But no matter the reason, there are certain obligations that come along with agreeing to serve on a board. And according to Guidestar, these obligations fall in two categories: support and governance.
In the role of "supporter" board members raise money, bring contacts to the organization and act as ambassadors to the community. Equally important, the "governance" role involves protection of the public interest, being a fiduciary, selecting the executive director and assessing his/ her performance, ensuring compliance with legal and tax requirements, and evaluating the organization's work.
It is a serious commitment when you say yes to an organization. Yes, you’re going to be expected to get involved on a committee. Yes, you’re going to be expected to fundraise. And yes, you’re going to have to make a personal financial contribution somewhere along the way.
But, to me, the number-one responsibility of a board member is to ensure the fiscal health of the organization.

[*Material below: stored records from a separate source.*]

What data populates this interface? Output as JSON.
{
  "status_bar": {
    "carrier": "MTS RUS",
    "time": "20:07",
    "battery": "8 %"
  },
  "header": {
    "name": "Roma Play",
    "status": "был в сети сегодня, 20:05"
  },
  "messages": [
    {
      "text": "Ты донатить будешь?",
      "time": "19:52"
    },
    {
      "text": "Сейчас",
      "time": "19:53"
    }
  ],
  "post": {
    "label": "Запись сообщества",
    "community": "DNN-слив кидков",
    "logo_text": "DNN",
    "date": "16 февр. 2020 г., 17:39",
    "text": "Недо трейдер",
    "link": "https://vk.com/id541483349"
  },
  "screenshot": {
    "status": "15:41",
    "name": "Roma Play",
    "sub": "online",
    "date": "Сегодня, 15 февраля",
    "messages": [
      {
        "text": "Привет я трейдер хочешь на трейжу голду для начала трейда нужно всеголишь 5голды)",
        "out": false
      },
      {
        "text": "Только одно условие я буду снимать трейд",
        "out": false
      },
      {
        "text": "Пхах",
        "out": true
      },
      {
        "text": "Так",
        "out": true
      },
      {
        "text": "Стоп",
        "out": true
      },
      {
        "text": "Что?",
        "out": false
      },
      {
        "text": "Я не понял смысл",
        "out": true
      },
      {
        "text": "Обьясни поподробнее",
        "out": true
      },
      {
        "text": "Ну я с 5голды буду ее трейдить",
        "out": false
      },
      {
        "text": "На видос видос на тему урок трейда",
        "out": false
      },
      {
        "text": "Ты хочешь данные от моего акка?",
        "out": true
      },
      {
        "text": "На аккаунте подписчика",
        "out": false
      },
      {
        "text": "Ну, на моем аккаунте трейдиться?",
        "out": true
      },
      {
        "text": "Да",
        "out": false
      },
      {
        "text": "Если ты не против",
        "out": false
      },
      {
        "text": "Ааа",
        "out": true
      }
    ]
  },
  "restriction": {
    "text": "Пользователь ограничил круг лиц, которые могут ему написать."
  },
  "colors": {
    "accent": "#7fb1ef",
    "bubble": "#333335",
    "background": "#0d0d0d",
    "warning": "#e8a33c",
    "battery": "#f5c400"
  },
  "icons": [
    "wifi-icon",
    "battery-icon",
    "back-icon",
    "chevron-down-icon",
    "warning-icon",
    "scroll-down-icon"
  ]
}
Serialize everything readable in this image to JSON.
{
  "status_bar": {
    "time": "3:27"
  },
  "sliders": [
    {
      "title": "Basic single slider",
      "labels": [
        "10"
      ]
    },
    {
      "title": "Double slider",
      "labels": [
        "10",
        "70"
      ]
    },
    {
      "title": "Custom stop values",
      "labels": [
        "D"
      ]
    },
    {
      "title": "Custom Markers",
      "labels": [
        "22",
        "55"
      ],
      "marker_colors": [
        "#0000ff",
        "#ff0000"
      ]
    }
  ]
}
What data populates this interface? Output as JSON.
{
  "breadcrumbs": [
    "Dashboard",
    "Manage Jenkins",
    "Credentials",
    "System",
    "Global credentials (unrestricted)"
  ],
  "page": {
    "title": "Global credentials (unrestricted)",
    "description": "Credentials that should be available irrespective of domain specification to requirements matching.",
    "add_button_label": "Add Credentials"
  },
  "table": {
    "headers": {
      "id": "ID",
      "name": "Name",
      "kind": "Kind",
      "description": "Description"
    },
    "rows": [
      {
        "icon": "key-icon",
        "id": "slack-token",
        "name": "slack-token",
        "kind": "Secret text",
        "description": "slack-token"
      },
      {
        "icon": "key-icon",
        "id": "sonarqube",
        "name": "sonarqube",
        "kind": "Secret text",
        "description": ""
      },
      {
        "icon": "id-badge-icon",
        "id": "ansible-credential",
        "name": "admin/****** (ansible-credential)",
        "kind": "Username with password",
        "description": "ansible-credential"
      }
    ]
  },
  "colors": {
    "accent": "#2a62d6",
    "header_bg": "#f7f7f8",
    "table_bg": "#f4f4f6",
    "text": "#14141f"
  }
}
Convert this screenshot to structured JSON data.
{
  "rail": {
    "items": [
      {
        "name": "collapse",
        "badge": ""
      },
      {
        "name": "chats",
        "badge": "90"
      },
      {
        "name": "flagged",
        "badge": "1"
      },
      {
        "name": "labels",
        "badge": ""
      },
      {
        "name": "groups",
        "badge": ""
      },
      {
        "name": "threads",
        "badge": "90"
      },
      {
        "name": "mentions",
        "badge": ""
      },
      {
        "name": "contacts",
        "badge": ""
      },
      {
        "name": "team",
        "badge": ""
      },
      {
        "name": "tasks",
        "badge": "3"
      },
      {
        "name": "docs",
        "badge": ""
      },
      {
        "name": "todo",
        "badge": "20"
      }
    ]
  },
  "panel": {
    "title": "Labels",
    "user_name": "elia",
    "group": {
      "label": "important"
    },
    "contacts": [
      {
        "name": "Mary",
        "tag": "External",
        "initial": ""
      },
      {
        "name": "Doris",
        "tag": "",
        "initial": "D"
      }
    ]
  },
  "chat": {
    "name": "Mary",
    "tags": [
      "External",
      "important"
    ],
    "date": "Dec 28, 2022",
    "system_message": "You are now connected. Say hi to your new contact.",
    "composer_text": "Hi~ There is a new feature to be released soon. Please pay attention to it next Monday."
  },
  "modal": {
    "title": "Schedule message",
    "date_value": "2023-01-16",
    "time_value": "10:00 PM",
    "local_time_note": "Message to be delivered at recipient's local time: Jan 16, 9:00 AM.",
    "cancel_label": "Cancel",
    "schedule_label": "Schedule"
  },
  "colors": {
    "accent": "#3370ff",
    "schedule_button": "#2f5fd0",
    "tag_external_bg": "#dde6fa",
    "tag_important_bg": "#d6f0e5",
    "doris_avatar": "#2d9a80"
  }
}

So don’t just write a check and consider your job complete. Take the time to read the financial statements, ask questions, and know what’s happening with the whole organization. That’s what will make you a good and valued board member and that’s what will make that organization even stronger.